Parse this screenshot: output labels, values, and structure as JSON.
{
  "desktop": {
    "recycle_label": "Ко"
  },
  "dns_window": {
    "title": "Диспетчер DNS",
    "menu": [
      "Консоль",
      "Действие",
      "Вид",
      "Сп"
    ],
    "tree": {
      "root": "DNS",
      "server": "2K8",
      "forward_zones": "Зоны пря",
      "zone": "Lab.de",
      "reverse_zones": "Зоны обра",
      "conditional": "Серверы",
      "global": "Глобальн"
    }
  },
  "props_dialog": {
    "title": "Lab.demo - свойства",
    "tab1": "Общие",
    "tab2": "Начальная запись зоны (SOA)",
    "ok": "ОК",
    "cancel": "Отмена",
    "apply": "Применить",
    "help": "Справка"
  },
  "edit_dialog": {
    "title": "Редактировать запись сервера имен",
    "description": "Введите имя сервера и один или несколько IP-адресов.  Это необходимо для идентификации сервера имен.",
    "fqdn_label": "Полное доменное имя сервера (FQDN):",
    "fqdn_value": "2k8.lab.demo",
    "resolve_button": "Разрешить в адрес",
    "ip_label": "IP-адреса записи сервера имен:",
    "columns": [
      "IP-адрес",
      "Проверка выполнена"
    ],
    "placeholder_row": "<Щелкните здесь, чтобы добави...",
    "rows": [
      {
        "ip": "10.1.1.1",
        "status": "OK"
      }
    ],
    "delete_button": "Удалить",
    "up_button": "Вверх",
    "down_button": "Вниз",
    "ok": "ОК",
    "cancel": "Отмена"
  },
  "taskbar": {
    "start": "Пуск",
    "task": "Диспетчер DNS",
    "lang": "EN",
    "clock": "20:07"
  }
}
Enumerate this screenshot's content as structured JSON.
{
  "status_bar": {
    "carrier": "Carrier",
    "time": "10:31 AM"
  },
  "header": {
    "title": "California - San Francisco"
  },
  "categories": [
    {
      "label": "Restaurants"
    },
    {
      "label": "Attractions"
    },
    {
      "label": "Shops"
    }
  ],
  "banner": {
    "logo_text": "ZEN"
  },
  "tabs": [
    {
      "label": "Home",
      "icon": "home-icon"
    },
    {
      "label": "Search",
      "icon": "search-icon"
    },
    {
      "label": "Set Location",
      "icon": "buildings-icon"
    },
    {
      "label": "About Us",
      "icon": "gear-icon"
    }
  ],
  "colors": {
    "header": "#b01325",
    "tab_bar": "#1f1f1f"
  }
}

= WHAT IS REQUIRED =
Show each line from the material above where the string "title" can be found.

= REPLY TO THE EXERCISE =
    "title": "Диспетчер DNS",
    "title": "Lab.demo - свойства",
    "title": "Редактировать запись сервера имен",
    "title": "California - San Francisco"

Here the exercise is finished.